* Problem to work on: Your answer should consist of each line from the data below that contains "chevron".

* Provided entries:

━━━━━━

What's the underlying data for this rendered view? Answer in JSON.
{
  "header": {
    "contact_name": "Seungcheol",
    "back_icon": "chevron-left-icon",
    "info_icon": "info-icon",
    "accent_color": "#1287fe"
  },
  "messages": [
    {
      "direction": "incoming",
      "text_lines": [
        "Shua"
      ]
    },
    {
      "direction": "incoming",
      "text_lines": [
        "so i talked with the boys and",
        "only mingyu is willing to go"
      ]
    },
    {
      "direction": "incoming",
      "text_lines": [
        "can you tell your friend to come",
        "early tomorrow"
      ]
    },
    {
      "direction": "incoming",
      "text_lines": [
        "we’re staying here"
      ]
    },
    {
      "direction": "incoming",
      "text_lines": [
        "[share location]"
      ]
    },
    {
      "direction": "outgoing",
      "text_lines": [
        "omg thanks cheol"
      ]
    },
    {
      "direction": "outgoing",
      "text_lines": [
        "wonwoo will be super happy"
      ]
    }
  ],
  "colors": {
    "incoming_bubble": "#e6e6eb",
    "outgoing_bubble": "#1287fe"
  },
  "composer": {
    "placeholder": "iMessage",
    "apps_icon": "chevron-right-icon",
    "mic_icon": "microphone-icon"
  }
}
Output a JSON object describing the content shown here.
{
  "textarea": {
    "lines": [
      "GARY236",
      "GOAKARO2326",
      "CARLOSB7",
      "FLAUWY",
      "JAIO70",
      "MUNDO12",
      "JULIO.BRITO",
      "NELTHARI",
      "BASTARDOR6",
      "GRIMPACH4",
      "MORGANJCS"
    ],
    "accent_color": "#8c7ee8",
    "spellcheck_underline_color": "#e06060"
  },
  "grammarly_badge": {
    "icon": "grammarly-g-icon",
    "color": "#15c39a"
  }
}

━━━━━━

* Result for this exercise:
    "back_icon": "chevron-left-icon",
    "apps_icon": "chevron-right-icon",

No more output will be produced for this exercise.